Volume 687: debated on Wednesday 13 January 2021

Application for emergency debate (Standing Order No. 24)

I seek leave to propose that the House should debate a specific and important matter that should have urgent consideration: discarded human organs.

I welcome the fact that the Under-Secretary of State for Health and Social Care, the hon. Member for Bury St Edmunds (Jo Churchill), is in her place to hear this. Live and deceased donor kidney transplants in Northern Ireland were paused in October last year due to covid pressures, and I understand that there is a similar picture across most of the 23 transplant units in Great Britain. Yesterday, however, I learned that a number of donor kidneys have been discarded. I was horrified. How can this House persuade the health authorities to recommence kidney donor transplant operations, to utilise public and private unused operating theatre space and to stop the scandal of discarding viable transplant organs developing?

Discarding viable organs has a disheartening impact on donors, let alone on patients. Discarding takes away from the exceptional work of our medical staff. Last year in Northern Ireland, kidney transplant surgeons operating in the Belfast Health and Social Care Trust were able to utilise trust theatres and private hospital theatres at night and carried out a record number of kidney transplants. This remarkable, life-changing and life-enhancing work should and could be allowed to continue.

Covid, as we know, can attack vital organs. Those with kidney failure are vulnerable to harsher health outcomes if they get covid, and according to data I have been made aware of, a transplant gives better recovery outcomes. I have been told that, in all likelihood, more people in the UK could require kidney transplants post covid, so to be discarding usable donor kidneys is a shocking waste and a potential scandal.

An unintended consequence is that a pause in transplant operations now could lead to a shortage of viable organs in the future.
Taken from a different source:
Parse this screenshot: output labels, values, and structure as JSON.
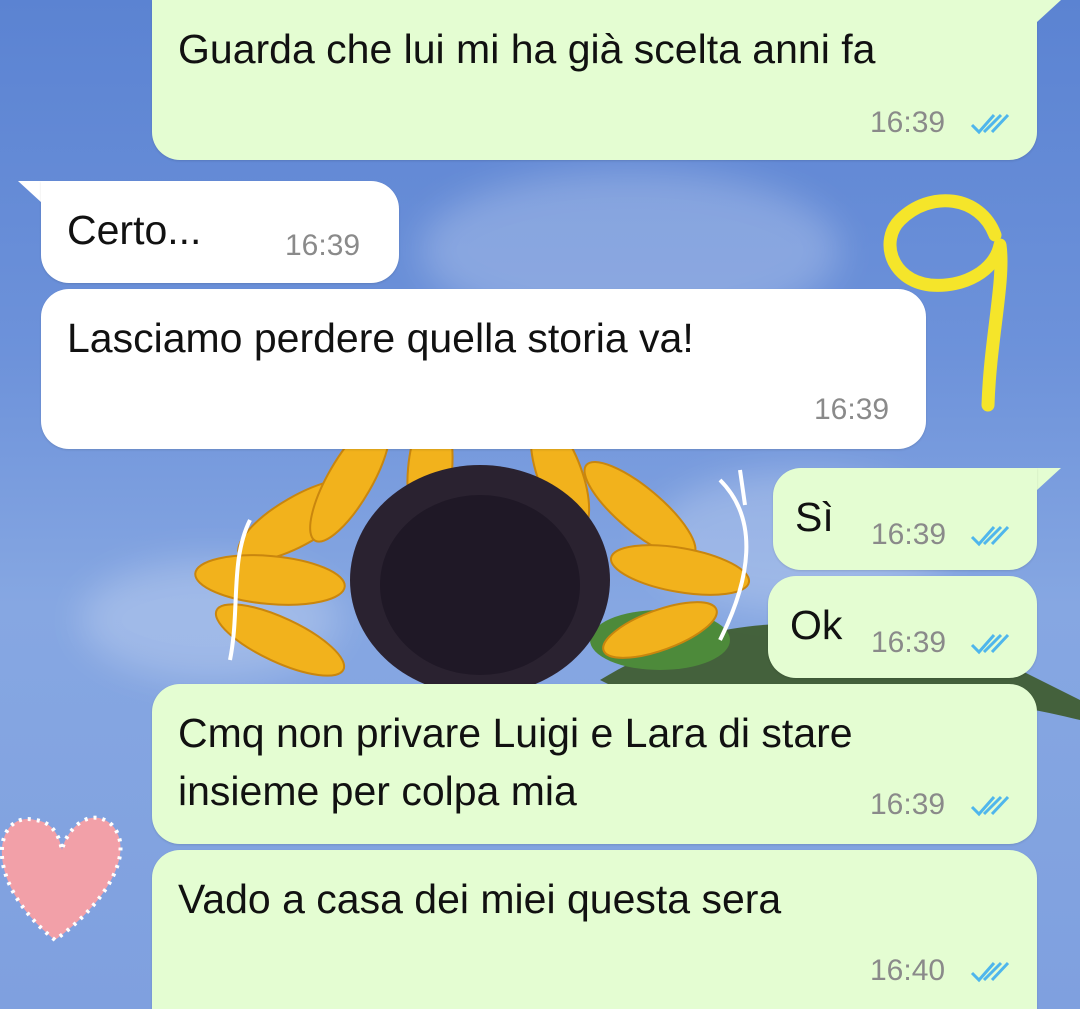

We have a duty to futureproof demand by ensuring that kidney transplants continue now.

Currently, if a viable donor kidney is offered to Belfast, it is routinely refused. It is then offered to one of the other 23 units in Great Britain. If not used there, it is discarded. The Health Secretary needs to spell out the precise numbers of discarded kidneys, hearts, pancreases, livers and lungs across each region of the United Kingdom, and he needs to spell out the percentage increase in discarded organs since 2019. I know that 24 patients have been denied a kidney transplant in Northern Ireland since October 2020. It can only be assumed that the number of denied operations is far greater across the whole of the United Kingdom. Can the Government confirm that number urgently?

Will the Belfast trust and other management bodies in Great Britain now grant the opening of kidney transplant operations? Will they consider using the South West Acute Hospital? Will they agree to use private theatre facilities, if required, to expedite needed procedures? I salute the expert and wonderful work that we have in this field. Untie the hands of these experts and let them get on with this life-saving work. Let us halt this scandal.

The hon. Gentleman asks leave to propose a debate on this specific and important matter of discarded human organs, which he has brought urgently to the House. I have to tell him that Mr Speaker is not satisfied that the matter raised is proper to be discussed under Standing Order No. 24, and therefore will not grant time for a debate, but that does not mean that Mr Speaker has not taken this matter seriously. I am very pleased to see that the Under-Secretary of State for Health and Social Care, the hon. Member for Bury St Edmunds (Jo Churchill), is on the Treasury Bench and has listened to every word of the hon. Gentleman’s application. I am quite sure—the Minister is indicating to me her assent—that she will carefully consider ways in which the matter can be taken forward both in this House and in policy terms. I thank the hon. Gentleman for bringing this urgent and very disturbing matter to the attention of the House and of the Government.